Proceedings of the National Academy of Sciences of the United States of America
Under free running conditions, FREQUENCY (FRQ) protein, a central component of the Neurospora circadian clock, is progressively phosphorylated, becoming highly phosphorylated before its degradation late in the circadian day. To understand the biological function of FRQ phosphorylation, kinase inhibitors were used to block FRQ phosphorylation in vivo and the effects on FRQ and the clock observed. 6-dimethylaminopurine (a general kinase inhibitor) is able to block FRQ phosphorylation in vivo, reducing the rate of phosphorylation and the degradation of FRQ and lengthening the period of the clock in a dose-dependent manner. To confirm the role of FRQ phosphorylation in this clock effect, phosphorylation sites in FRQ were identified by systematic mutagenesis of the FRQ ORF. The mutation of one phosphorylation site at Ser-513 leads to a dramatic reduction of the rate of FRQ degradation and a very long period (>30 hr) of the clock.

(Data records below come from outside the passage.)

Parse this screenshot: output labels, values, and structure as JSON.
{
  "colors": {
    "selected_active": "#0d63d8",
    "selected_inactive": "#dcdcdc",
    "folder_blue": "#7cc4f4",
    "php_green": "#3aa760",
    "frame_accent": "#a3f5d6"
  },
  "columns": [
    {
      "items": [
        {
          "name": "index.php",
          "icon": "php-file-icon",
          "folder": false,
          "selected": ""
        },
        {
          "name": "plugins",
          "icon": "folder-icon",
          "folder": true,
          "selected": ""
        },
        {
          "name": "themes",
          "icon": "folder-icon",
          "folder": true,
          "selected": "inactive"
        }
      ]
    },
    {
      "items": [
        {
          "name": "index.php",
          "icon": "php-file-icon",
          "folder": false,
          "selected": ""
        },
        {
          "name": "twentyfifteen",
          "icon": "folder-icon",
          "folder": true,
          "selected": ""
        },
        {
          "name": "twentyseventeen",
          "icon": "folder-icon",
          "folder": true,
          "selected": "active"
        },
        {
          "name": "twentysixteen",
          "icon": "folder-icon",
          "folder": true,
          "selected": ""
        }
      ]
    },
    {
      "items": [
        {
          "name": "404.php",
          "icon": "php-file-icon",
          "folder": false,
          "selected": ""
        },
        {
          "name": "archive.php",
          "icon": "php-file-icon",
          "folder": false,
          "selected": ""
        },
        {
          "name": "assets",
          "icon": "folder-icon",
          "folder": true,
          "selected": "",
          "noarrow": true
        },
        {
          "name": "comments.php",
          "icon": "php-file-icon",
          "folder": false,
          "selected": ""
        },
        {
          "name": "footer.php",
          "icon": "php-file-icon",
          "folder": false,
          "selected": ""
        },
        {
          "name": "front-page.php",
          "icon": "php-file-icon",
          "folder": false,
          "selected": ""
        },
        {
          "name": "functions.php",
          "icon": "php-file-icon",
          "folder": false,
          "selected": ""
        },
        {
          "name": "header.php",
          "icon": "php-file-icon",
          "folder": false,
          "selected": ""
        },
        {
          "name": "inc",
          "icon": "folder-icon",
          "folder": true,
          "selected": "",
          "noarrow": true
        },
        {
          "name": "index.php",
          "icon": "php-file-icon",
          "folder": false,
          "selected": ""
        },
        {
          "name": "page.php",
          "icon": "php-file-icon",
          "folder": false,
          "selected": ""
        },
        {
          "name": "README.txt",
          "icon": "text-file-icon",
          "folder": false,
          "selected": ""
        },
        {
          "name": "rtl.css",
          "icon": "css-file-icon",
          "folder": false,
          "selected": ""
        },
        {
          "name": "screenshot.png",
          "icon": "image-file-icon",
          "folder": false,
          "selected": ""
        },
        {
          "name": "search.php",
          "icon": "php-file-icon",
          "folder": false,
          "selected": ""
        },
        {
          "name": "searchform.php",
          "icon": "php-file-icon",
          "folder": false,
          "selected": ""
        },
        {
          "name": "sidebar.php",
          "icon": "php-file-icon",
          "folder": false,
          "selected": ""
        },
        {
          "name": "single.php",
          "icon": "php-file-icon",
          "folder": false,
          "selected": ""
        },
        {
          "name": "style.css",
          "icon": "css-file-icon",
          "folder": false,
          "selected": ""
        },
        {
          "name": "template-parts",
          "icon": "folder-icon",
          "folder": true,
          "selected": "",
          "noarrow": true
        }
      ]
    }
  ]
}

Taken together, these data strongly suggest that FRQ phosphorylation triggers its degradation, and the degradation rate of FRQ is a major determining factor for the period length of the Neurospora circadian clock.
Liu, Yi; Loros, Jennifer; and Dunlap, Jay C., "Phosphorylation of the Neurospora Clock Protein FREQUENCY Determines its Degradation Rate and Strongly Influences the Period Length of the Circadian Clock" (2000). Open Dartmouth: Faculty Open Access Articles. 1509.